Happy Juneteenth! Though the Emancipation Proclamation was proclaimed by President Abraham Lincoln on January 1st, 1863, for various reasons that declaration did not reach all parts of the country at once. In the case of Texas, it was not until June 19th, 1865, that the news was announced, 155 years ago today. That day, Union Army General Granger led thousands of federal troops to Galveston, Texas to announce that the Civil War had ended and that enslaved people were now free, Today marks, and should also be recognized as, our country’s second Independence Day. It is recognized as a state holiday or state ceremonial day in 49 of 50 states in the United States. Professor Henry Louis Gates Jr. notes: “Of all Emancipation Day observances, Juneteenth falls closest to the summer solstice…the longest day of the year, when the sun, at its zenith, defies the darkness in every state, including those once shadowed by slavery. By choosing to celebrate the last place in the South that freedom touched — reflecting the mystical glow of history and lore, memory and myth…we remember the shining promise of emancipation, along with the bloody path America took by delaying it and deferring fulfillment of those simple unanticipating words in General Granger’s order No. 3 that “This involves an absolute equality of personal rights and rights of property between former masters and slaves.” (The African-Americans: Many Rivers to Cross)
Today marks a day to reflect on the progress that has been made, but also the work that remains to be done.

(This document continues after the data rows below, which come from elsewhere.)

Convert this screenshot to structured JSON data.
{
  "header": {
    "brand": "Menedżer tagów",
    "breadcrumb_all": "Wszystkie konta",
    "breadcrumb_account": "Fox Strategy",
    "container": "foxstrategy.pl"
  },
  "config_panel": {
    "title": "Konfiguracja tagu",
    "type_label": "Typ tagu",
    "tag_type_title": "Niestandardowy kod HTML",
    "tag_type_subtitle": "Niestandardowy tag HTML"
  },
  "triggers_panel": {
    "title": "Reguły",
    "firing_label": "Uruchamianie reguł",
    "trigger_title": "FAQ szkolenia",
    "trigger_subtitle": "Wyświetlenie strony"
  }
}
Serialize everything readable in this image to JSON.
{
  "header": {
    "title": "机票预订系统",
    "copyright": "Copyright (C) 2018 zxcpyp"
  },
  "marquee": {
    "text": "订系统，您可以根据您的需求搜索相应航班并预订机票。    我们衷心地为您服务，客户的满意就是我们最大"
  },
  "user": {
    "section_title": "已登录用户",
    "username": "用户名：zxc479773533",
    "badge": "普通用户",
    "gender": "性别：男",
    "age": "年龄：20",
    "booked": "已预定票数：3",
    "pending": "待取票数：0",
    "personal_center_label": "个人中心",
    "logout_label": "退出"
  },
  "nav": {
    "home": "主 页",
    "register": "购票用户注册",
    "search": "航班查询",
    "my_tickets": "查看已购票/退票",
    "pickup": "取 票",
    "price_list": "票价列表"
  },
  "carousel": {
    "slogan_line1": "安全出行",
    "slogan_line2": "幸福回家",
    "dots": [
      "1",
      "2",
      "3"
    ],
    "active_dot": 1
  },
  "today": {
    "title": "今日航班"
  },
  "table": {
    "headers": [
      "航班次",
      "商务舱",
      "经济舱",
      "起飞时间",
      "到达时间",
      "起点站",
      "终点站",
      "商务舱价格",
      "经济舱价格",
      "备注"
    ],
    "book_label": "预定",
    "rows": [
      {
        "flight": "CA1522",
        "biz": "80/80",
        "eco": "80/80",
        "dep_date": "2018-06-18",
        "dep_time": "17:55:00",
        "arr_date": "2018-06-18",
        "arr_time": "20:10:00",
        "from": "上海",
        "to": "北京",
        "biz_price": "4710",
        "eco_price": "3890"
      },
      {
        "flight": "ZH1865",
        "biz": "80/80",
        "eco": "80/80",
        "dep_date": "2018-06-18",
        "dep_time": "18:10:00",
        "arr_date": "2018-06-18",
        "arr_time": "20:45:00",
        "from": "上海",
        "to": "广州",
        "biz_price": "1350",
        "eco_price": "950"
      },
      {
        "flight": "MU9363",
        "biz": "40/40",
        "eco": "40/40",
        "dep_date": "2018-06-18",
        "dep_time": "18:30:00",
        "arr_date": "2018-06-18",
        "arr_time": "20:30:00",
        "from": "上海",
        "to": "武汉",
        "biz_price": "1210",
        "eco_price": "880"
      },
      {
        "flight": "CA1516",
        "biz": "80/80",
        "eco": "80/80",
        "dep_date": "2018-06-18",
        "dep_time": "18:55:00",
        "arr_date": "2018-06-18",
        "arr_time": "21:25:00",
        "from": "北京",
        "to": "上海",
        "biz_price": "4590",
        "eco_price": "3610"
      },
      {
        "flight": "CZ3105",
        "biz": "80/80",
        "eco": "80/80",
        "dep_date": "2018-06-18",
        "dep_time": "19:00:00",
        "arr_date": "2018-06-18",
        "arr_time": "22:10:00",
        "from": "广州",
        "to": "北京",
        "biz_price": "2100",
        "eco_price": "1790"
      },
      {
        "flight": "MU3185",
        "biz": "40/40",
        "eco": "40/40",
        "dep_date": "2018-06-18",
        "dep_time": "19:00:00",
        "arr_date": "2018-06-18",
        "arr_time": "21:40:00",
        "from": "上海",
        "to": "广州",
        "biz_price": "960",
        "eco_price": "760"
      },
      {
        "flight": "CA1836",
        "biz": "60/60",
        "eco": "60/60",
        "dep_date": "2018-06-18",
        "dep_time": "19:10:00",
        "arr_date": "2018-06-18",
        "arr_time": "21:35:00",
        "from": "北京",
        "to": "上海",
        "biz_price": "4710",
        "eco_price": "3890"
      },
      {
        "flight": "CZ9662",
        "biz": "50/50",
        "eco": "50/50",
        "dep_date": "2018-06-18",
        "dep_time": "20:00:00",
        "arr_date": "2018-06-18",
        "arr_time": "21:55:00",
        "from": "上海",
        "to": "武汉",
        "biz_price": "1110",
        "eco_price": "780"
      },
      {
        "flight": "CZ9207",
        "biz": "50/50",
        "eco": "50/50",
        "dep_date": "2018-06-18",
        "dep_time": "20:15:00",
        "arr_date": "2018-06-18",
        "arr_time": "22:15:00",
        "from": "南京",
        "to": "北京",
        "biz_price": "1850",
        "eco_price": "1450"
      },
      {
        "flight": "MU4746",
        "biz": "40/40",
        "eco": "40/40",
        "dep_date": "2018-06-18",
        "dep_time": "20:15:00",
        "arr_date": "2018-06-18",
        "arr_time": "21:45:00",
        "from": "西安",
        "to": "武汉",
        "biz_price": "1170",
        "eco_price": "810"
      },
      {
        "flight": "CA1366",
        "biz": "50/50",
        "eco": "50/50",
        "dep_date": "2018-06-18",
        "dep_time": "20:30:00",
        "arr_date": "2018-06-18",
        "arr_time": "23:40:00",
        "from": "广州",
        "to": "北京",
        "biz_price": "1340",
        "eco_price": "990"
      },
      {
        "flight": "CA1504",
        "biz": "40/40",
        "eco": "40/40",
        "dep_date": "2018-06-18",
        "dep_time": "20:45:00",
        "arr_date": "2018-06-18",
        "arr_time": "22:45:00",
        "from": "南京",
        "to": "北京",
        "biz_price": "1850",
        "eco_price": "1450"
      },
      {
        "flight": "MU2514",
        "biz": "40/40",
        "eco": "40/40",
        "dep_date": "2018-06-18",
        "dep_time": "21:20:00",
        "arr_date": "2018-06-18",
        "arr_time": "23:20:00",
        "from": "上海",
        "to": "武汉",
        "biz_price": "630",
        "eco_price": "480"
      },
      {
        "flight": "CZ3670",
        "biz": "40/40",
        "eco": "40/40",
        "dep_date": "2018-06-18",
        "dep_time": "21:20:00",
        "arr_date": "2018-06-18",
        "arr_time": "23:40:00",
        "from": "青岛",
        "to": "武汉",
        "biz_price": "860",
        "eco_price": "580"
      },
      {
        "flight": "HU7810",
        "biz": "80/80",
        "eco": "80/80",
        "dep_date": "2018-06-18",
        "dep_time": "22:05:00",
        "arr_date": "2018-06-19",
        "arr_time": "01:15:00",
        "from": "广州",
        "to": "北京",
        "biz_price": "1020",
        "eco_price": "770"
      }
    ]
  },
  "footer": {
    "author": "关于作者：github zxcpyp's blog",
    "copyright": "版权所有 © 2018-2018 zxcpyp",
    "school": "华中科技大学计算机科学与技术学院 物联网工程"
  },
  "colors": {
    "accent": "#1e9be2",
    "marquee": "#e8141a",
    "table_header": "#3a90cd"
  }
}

We rejoice in this day and stand in solidarity with the Black community, committed to action and realizing real change at our school and in our world.
Head of School